══ EXTRACTED ENTRIES ══
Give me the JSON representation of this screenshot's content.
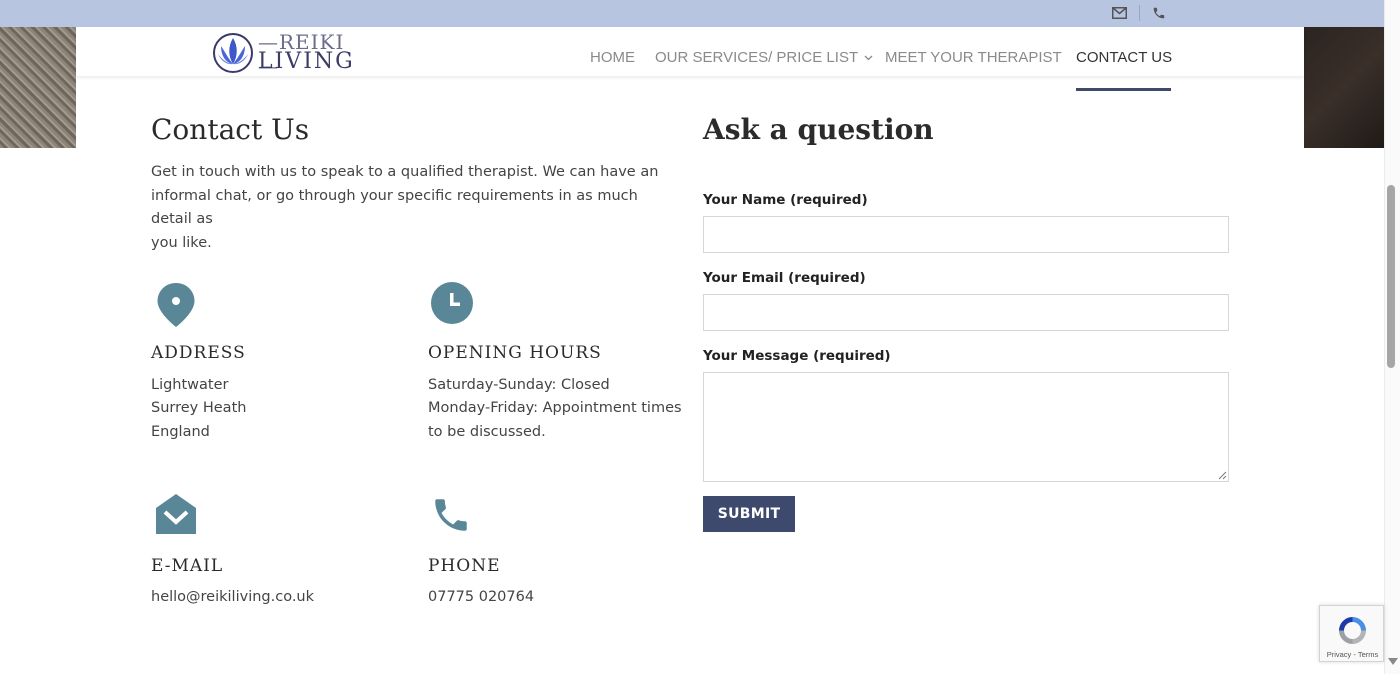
{
  "colors": {
    "topbar": "#b7c5e0",
    "accent": "#3d4a6e",
    "icon_teal": "#5a8797",
    "nav_text": "#8a8a8a"
  },
  "topbar": {
    "icons": [
      "mail-icon",
      "phone-icon"
    ]
  },
  "logo": {
    "line1": "—REIKI—",
    "line2": "LIVING",
    "icon": "lotus-icon"
  },
  "nav": {
    "items": [
      {
        "label": "HOME"
      },
      {
        "label": "OUR SERVICES/ PRICE LIST"
      },
      {
        "label": "MEET YOUR THERAPIST"
      },
      {
        "label": "CONTACT US",
        "active": true
      }
    ],
    "dropdown_icon": "chevron-down-icon"
  },
  "contact": {
    "title": "Contact Us",
    "intro_lines": [
      "Get in touch with us to speak to a qualified therapist. We can have an",
      "informal chat, or go through your specific requirements in as much detail as",
      "you like."
    ],
    "address": {
      "title": "ADDRESS",
      "lines": [
        "Lightwater",
        "Surrey Heath",
        "England"
      ],
      "icon": "map-pin-icon"
    },
    "hours": {
      "title": "OPENING HOURS",
      "lines": [
        "Saturday-Sunday: Closed",
        "Monday-Friday: Appointment times",
        "to be discussed."
      ],
      "icon": "clock-icon"
    },
    "email": {
      "title": "E-MAIL",
      "value": "hello@reikiliving.co.uk",
      "icon": "envelope-icon"
    },
    "phone": {
      "title": "PHONE",
      "value": "07775 020764",
      "icon": "phone-icon"
    }
  },
  "form": {
    "title": "Ask a question",
    "name_label": "Your Name (required)",
    "name_value": "",
    "email_label": "Your Email (required)",
    "email_value": "",
    "message_label": "Your Message (required)",
    "message_value": "",
    "submit_label": "SUBMIT"
  },
  "recaptcha": {
    "text": "Privacy - Terms",
    "icon": "recaptcha-icon"
  }
}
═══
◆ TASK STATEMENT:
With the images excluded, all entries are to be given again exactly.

◆ RESULT OF THIS TASK:
Give me the JSON representation of this screenshot's content.
{
  "colors": {
    "topbar": "#b7c5e0",
    "accent": "#3d4a6e",
    "icon_teal": "#5a8797",
    "nav_text": "#8a8a8a"
  },
  "topbar": {
    "icons": [
      "mail-icon",
      "phone-icon"
    ]
  },
  "logo": {
    "line1": "—REIKI—",
    "line2": "LIVING",
    "icon": "lotus-icon"
  },
  "nav": {
    "items": [
      {
        "label": "HOME"
      },
      {
        "label": "OUR SERVICES/ PRICE LIST"
      },
      {
        "label": "MEET YOUR THERAPIST"
      },
      {
        "label": "CONTACT US",
        "active": true
      }
    ],
    "dropdown_icon": "chevron-down-icon"
  },
  "contact": {
    "title": "Contact Us",
    "intro_lines": [
      "Get in touch with us to speak to a qualified therapist. We can have an",
      "informal chat, or go through your specific requirements in as much detail as",
      "you like."
    ],
    "address": {
      "title": "ADDRESS",
      "lines": [
        "Lightwater",
        "Surrey Heath",
        "England"
      ],
      "icon": "map-pin-icon"
    },
    "hours": {
      "title": "OPENING HOURS",
      "lines": [
        "Saturday-Sunday: Closed",
        "Monday-Friday: Appointment times",
        "to be discussed."
      ],
      "icon": "clock-icon"
    },
    "email": {
      "title": "E-MAIL",
      "value": "hello@reikiliving.co.uk",
      "icon": "envelope-icon"
    },
    "phone": {
      "title": "PHONE",
      "value": "07775 020764",
      "icon": "phone-icon"
    }
  },
  "form": {
    "title": "Ask a question",
    "name_label": "Your Name (required)",
    "name_value": "",
    "email_label": "Your Email (required)",
    "email_value": "",
    "message_label": "Your Message (required)",
    "message_value": "",
    "submit_label": "SUBMIT"
  },
  "recaptcha": {
    "text": "Privacy - Terms",
    "icon": "recaptcha-icon"
  }
}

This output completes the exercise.